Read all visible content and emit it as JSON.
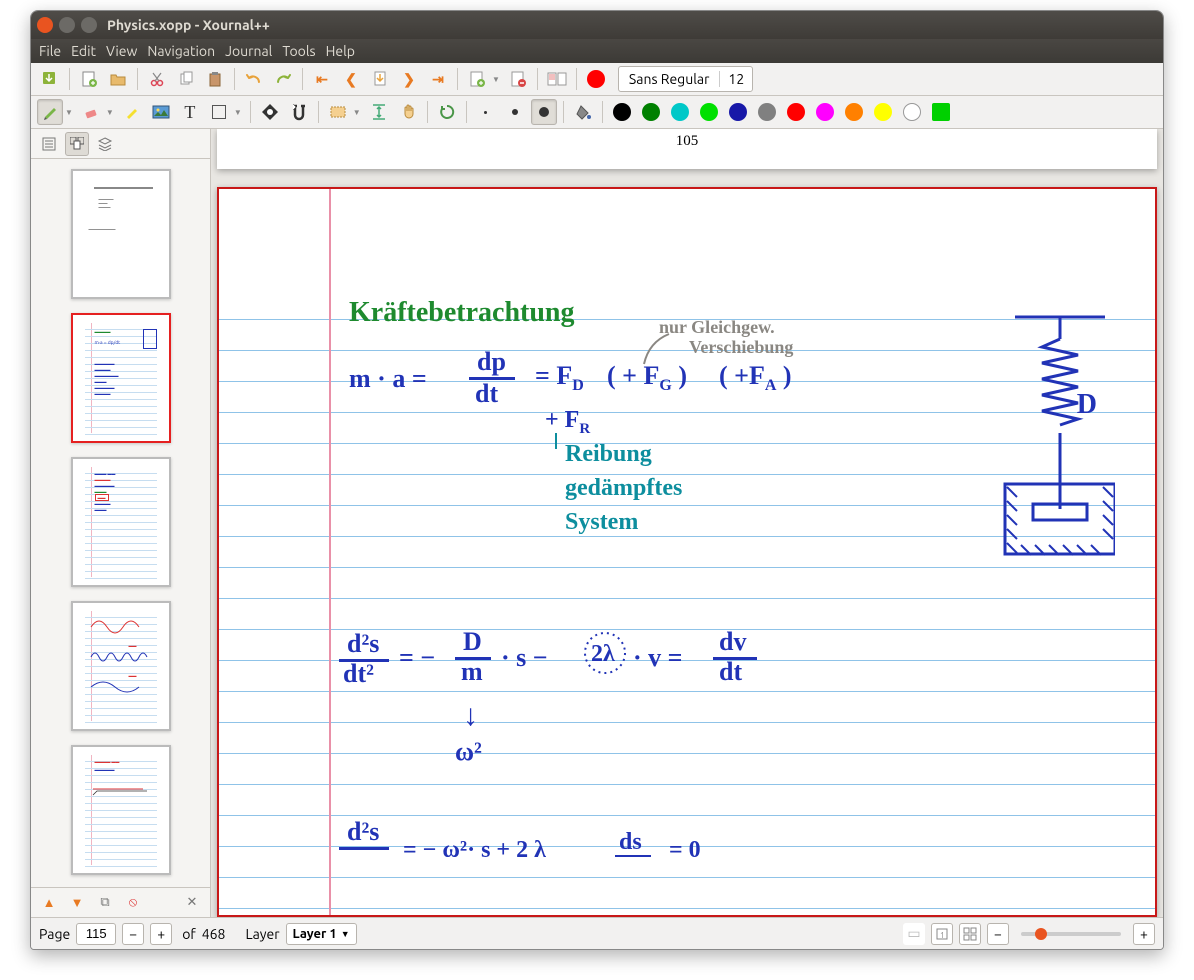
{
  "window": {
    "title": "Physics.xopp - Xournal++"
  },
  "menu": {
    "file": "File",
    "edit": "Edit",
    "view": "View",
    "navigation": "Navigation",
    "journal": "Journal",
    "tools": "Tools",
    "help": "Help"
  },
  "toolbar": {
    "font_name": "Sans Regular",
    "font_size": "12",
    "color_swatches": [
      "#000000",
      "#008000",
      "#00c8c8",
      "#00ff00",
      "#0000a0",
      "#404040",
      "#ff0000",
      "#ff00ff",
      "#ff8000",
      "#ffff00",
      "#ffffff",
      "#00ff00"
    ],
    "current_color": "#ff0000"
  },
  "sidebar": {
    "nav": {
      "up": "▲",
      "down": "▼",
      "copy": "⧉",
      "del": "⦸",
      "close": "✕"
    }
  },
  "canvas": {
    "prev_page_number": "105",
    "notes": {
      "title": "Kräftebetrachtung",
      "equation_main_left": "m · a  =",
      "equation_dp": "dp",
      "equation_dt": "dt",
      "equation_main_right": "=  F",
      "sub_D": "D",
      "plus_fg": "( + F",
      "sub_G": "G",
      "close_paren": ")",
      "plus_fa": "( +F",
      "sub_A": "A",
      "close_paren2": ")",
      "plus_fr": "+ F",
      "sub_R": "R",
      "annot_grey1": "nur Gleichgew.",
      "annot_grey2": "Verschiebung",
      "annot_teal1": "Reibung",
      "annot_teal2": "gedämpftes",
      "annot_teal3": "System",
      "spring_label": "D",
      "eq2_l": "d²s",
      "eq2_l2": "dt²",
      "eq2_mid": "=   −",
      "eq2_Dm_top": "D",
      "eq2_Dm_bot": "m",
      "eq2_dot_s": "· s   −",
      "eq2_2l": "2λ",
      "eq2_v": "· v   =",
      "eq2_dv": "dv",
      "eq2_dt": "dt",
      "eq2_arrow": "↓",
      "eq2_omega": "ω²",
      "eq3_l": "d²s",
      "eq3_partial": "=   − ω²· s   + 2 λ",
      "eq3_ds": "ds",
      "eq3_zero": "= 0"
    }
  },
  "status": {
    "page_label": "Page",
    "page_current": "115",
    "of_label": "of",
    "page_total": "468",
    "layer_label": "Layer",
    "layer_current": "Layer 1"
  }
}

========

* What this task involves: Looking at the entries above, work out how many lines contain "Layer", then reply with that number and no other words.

* Answer area: 2